      • List pages also support a <footer> as a child of <main> for pagination. The basic structure is footer > nav > ul > li > a, that last <a> affording either a [rel="next"] or [rel="prev"] for custom theme styling.
      • for more examples, see the HTML source code of any page on and
  2. Let your users choose between the classless theme names
  3. Render your HTML pages all with a <link rel="stylesheet" href="<chosen-theme-name>/theme.css"> at the <head> and a <script src="<chosen-theme-name>/theme.js"></script> after the <body> of the page. * The themes will be updated automatically as soon as they change in the GitHub repository.
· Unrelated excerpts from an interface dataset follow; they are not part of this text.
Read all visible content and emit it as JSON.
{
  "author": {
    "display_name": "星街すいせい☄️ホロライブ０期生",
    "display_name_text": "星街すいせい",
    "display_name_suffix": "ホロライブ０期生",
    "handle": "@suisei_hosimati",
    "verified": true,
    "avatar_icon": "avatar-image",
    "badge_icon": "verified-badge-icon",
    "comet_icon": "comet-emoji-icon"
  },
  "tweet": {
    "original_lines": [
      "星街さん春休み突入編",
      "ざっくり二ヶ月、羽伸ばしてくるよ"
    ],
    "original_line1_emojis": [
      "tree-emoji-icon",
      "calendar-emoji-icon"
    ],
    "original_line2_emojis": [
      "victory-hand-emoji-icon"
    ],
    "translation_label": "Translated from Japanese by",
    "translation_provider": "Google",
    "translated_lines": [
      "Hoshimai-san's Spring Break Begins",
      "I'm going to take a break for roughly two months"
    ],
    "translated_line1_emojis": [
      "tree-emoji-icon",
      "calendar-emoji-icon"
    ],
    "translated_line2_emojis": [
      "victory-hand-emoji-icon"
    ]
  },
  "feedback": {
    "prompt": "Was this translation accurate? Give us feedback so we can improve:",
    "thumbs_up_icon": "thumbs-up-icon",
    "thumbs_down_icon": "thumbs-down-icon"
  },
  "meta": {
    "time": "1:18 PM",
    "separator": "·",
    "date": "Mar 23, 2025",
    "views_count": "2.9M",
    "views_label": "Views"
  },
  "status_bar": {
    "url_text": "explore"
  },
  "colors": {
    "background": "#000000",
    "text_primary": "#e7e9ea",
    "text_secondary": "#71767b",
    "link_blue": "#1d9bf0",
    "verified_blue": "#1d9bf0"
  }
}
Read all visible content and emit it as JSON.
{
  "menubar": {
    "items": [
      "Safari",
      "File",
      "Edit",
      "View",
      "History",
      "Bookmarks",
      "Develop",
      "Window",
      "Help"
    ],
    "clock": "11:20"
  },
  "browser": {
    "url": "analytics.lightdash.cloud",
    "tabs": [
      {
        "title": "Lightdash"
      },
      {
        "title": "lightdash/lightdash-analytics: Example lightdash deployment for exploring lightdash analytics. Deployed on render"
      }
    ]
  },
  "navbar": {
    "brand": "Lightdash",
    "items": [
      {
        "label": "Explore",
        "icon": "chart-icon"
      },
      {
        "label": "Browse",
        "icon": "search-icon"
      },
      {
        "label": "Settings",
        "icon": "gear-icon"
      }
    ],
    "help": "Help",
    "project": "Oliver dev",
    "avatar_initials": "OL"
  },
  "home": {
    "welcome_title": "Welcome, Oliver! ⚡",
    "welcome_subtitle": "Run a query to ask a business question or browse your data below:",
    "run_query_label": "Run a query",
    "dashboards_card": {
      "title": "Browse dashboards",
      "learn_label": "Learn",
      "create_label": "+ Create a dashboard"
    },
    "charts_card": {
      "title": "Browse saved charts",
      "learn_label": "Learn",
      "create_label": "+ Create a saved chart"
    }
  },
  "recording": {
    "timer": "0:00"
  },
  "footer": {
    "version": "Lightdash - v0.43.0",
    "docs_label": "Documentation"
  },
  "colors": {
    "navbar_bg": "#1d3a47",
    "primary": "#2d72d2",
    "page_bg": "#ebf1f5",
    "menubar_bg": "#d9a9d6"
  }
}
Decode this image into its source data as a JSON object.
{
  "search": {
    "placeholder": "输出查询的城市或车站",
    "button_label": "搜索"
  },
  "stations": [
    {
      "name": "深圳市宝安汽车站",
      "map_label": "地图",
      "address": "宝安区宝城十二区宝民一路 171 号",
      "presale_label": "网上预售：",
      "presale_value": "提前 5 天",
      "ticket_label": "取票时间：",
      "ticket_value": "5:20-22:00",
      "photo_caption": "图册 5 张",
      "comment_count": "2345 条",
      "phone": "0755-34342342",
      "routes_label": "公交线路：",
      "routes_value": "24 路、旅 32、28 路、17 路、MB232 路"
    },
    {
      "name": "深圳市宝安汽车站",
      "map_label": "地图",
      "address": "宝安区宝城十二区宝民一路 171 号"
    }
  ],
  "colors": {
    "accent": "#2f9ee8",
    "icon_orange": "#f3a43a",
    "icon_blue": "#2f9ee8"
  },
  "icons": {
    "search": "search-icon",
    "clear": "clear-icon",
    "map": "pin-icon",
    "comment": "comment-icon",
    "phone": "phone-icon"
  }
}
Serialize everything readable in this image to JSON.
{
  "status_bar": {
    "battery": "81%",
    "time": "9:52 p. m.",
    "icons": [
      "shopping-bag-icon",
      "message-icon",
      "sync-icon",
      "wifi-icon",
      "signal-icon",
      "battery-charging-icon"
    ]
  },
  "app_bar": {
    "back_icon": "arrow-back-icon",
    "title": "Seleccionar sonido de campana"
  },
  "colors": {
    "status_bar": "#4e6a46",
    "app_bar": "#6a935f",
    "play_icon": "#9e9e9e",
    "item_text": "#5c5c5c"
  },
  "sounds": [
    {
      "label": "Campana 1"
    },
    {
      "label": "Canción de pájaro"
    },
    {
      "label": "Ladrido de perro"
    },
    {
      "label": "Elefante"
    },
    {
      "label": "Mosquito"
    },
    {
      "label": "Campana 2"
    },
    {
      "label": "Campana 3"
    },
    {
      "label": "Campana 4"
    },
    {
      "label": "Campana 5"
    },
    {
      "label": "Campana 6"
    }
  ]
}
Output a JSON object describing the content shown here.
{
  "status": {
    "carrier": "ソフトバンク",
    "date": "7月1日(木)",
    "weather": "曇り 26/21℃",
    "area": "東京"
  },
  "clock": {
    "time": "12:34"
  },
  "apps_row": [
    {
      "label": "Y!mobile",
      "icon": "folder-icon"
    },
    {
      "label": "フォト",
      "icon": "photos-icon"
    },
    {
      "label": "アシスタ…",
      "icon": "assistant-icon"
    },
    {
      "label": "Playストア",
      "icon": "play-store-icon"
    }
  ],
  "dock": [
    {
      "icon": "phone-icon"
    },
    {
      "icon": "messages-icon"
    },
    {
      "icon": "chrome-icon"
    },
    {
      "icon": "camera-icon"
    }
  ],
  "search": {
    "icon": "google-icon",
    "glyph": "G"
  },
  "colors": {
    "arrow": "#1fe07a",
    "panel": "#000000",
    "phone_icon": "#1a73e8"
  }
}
If you don’t want that, you can use RawGit CDN to serve the themes directly from the GitHub repository, pinning them to a specific commit – or you can download and serve the themes yourself. * Many themes don’t come up with a Javascript file. In these cases, a simple failed request shouldn’t bother you, and it certainly will not bother the page visitor, since the theme will work well without that file.
  4. That’s it.